The case was brought by Gerald Groff, a U.S. Postal Service mail carrier who believed for religious reasons that Sundays should be devoted to worship and rest.  When Groff refused to work Sundays, USPS redistributed his Sunday deliveries to other staff and disciplined Groff, who later resigned.  Groff then sued USPS under Title VII, asserting that USPS could have accommodated his Sunday Sabbath practice without undue hardship.

The District Court granted summary judgment to USPS.  The Third Circuit affirmed based on the U.S. Supreme Court’s 1977 decision in Trans World Airlines, Inc. v. Hardison, which it construed to mean “that requiring an employer ‘to bear more than a de minimis cost’ to provide a religious accommodation is an undue hardship.”  The Third Circuit found the de minimis cost standard was met, as exempting Groff from Sunday work had “imposed on his coworkers, disrupted the workplace and workflow, and diminished employee morale.”


The question presented in Groff v. DeJoy was twofold: (1) whether the Court should disapprove the de minimis cost test for refusing Title VII religious accommodations as stated in Hardison; and (2) whether an employer may demonstrate “undue hardship” under Title VII merely by showing burden on the employee’s coworkers rather than the business itself. 

On the first question presented, the Court held that an “undue burden” was one that would result in “substantial increased costs in relation to the conduct of its particular business” – a “fact-specific inquiry” that comports with both Hardison and the meaning of “undue hardship” in ordinary speech.  The Court stated that the test must be applied in a manner that takes into account “all relevant factors in the case at hand, including the particular accommodations at issue and their practical impact in light of the nature, size, and operating cost of [the] employer.”  However, the Court declined to determine whether USPS had met this standard, and instead remanded to the lower court to make that determination.

On the second question presented, the Court clarified that not all impacts on coworkers were relevant to whether a requested religious accommodation was an undue hardship, but only those that “go on to affect[t] the conduct of the business.”  However, the Court explicitly stated that a hardship due to employee animosity to a particular religion, to religion in general, or to the very notion of accommodating religious practice cannot be considered “undue.”  Further, the Court stated that it was not enough for an employer to conclude whether a requested religious accommodation was an undue hardship; the employer must also consider other possible options.

Impact on Employers

Based on this decision, we anticipate an increase in religious accommodation requests and related litigation.  Employers should be aware that the previously widely applied “de minimis cost” test is no longer valid, and that “undue burden” should be determined on a case-by-case basis, taking into account all factors relevant to whether a requested religious accommodation would result in substantial increased costs in conducting their business.  Employers should also engage in an interactive process to determine other possible options if the requested accommodation is determined to result in undue burden. 

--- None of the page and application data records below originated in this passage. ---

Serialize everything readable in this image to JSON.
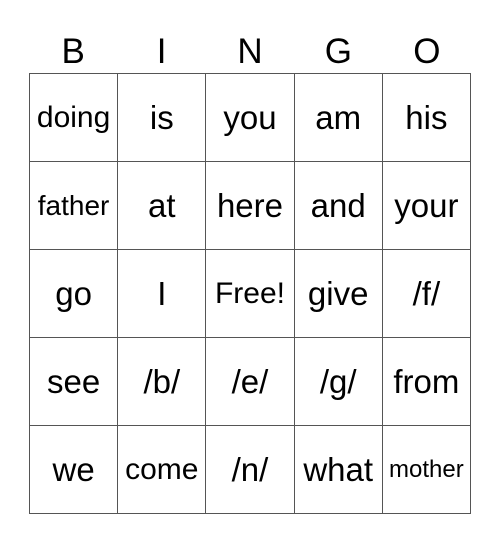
{
  "header": [
    "B",
    "I",
    "N",
    "G",
    "O"
  ],
  "cells": [
    [
      "doing",
      "is",
      "you",
      "am",
      "his"
    ],
    [
      "father",
      "at",
      "here",
      "and",
      "your"
    ],
    [
      "go",
      "I",
      "Free!",
      "give",
      "/f/"
    ],
    [
      "see",
      "/b/",
      "/e/",
      "/g/",
      "from"
    ],
    [
      "we",
      "come",
      "/n/",
      "what",
      "mother"
    ]
  ],
  "colors": {
    "border": "#555555",
    "text": "#000000",
    "background": "#ffffff"
  }
}
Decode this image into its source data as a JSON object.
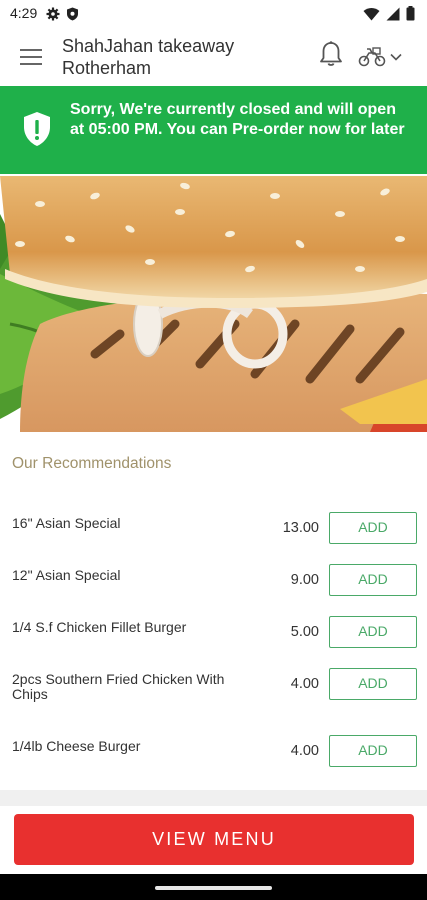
{
  "status_bar": {
    "time": "4:29",
    "icons": [
      "settings-icon",
      "shield-icon",
      "wifi-icon",
      "signal-icon",
      "battery-icon"
    ]
  },
  "header": {
    "title": "ShahJahan takeaway Rotherham",
    "icons": [
      "menu-icon",
      "bell-icon",
      "delivery-bike-icon",
      "chevron-down-icon"
    ]
  },
  "banner": {
    "message": "Sorry, We're currently closed and will open at 05:00 PM. You can Pre-order now for later",
    "icon": "shield-exclamation-icon",
    "color": "#1fb04a"
  },
  "hero": {
    "image": "grilled-chicken-burger"
  },
  "recommendations": {
    "title": "Our Recommendations",
    "add_label": "ADD",
    "items": [
      {
        "name": "16\" Asian Special",
        "price": "13.00"
      },
      {
        "name": "12\" Asian Special",
        "price": "9.00"
      },
      {
        "name": "1/4 S.f Chicken Fillet Burger",
        "price": "5.00"
      },
      {
        "name": "2pcs Southern Fried Chicken With Chips",
        "price": "4.00"
      },
      {
        "name": "1/4lb Cheese Burger",
        "price": "4.00"
      }
    ]
  },
  "footer": {
    "view_menu_label": "VIEW MENU",
    "button_color": "#e8302f"
  },
  "colors": {
    "accent_green": "#4aa968",
    "heading_gold": "#a0926b"
  }
}
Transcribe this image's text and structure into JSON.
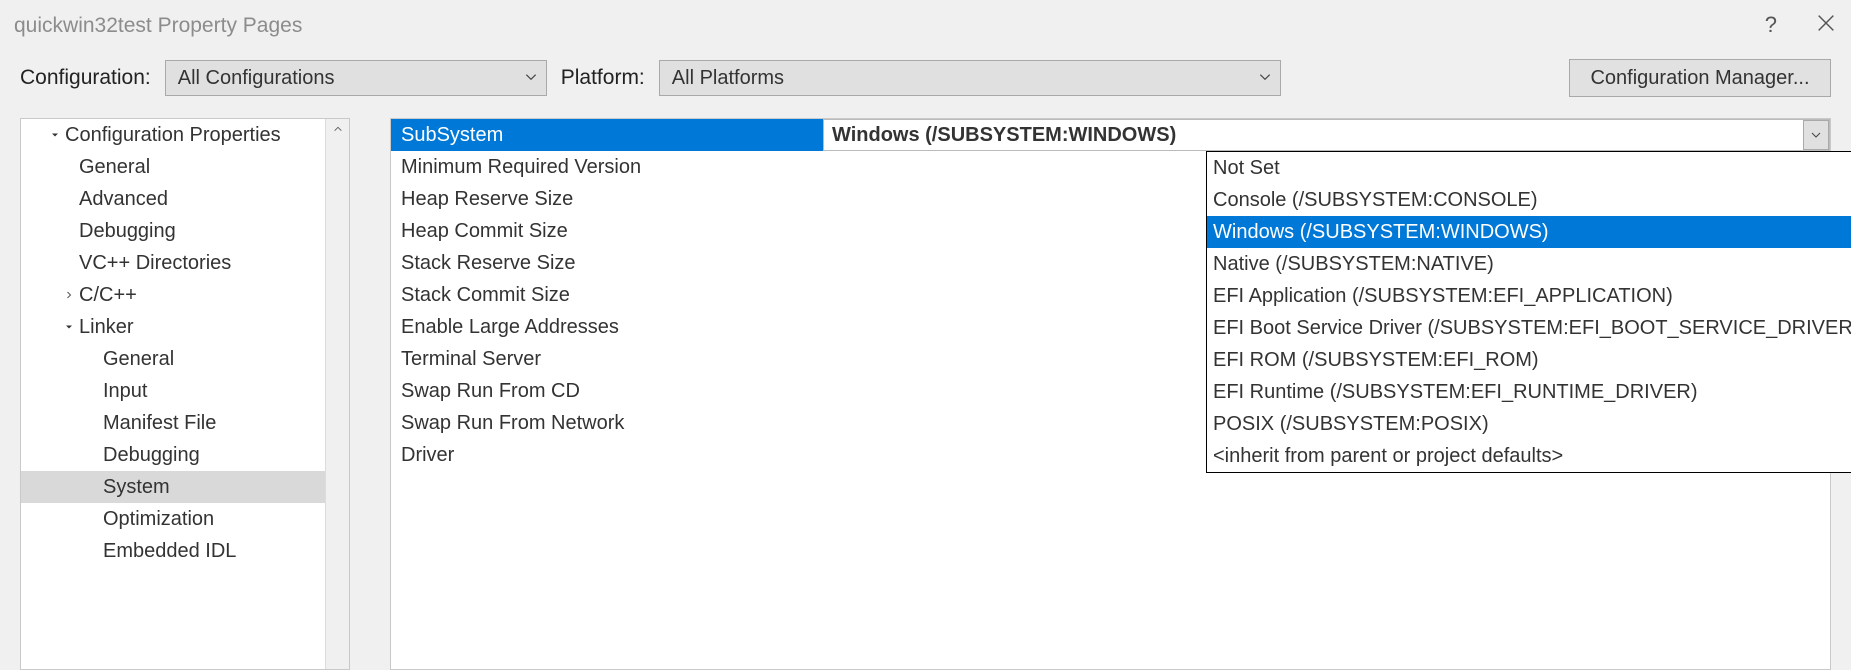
{
  "window": {
    "title": "quickwin32test Property Pages"
  },
  "toolbar": {
    "config_label": "Configuration:",
    "config_value": "All Configurations",
    "platform_label": "Platform:",
    "platform_value": "All Platforms",
    "mgr_button": "Configuration Manager..."
  },
  "tree": [
    {
      "label": "Configuration Properties",
      "depth": 1,
      "arrow": "down"
    },
    {
      "label": "General",
      "depth": 2
    },
    {
      "label": "Advanced",
      "depth": 2
    },
    {
      "label": "Debugging",
      "depth": 2
    },
    {
      "label": "VC++ Directories",
      "depth": 2
    },
    {
      "label": "C/C++",
      "depth": 2,
      "arrow": "right"
    },
    {
      "label": "Linker",
      "depth": 2,
      "arrow": "down"
    },
    {
      "label": "General",
      "depth": 3
    },
    {
      "label": "Input",
      "depth": 3
    },
    {
      "label": "Manifest File",
      "depth": 3
    },
    {
      "label": "Debugging",
      "depth": 3
    },
    {
      "label": "System",
      "depth": 3,
      "selected": true
    },
    {
      "label": "Optimization",
      "depth": 3
    },
    {
      "label": "Embedded IDL",
      "depth": 3
    }
  ],
  "grid": [
    {
      "name": "SubSystem",
      "value": "Windows (/SUBSYSTEM:WINDOWS)",
      "selected": true
    },
    {
      "name": "Minimum Required Version",
      "value": ""
    },
    {
      "name": "Heap Reserve Size",
      "value": ""
    },
    {
      "name": "Heap Commit Size",
      "value": ""
    },
    {
      "name": "Stack Reserve Size",
      "value": ""
    },
    {
      "name": "Stack Commit Size",
      "value": ""
    },
    {
      "name": "Enable Large Addresses",
      "value": ""
    },
    {
      "name": "Terminal Server",
      "value": ""
    },
    {
      "name": "Swap Run From CD",
      "value": ""
    },
    {
      "name": "Swap Run From Network",
      "value": ""
    },
    {
      "name": "Driver",
      "value": ""
    }
  ],
  "dropdown": {
    "highlighted": "Windows (/SUBSYSTEM:WINDOWS)",
    "options": [
      "Not Set",
      "Console (/SUBSYSTEM:CONSOLE)",
      "Windows (/SUBSYSTEM:WINDOWS)",
      "Native (/SUBSYSTEM:NATIVE)",
      "EFI Application (/SUBSYSTEM:EFI_APPLICATION)",
      "EFI Boot Service Driver (/SUBSYSTEM:EFI_BOOT_SERVICE_DRIVER)",
      "EFI ROM (/SUBSYSTEM:EFI_ROM)",
      "EFI Runtime (/SUBSYSTEM:EFI_RUNTIME_DRIVER)",
      "POSIX (/SUBSYSTEM:POSIX)",
      "<inherit from parent or project defaults>"
    ]
  }
}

The Court declined to adopt in toto the current guidance on religious accommodation from the U.S. Equal Employment Opportunity Commission (EEOC), saying that the EEOC has not had the opportunity to benefit from the Court’s clarification provided in Groff.  We anticipate the EEOC will provide more or amended guidance on this topic in light of Groff.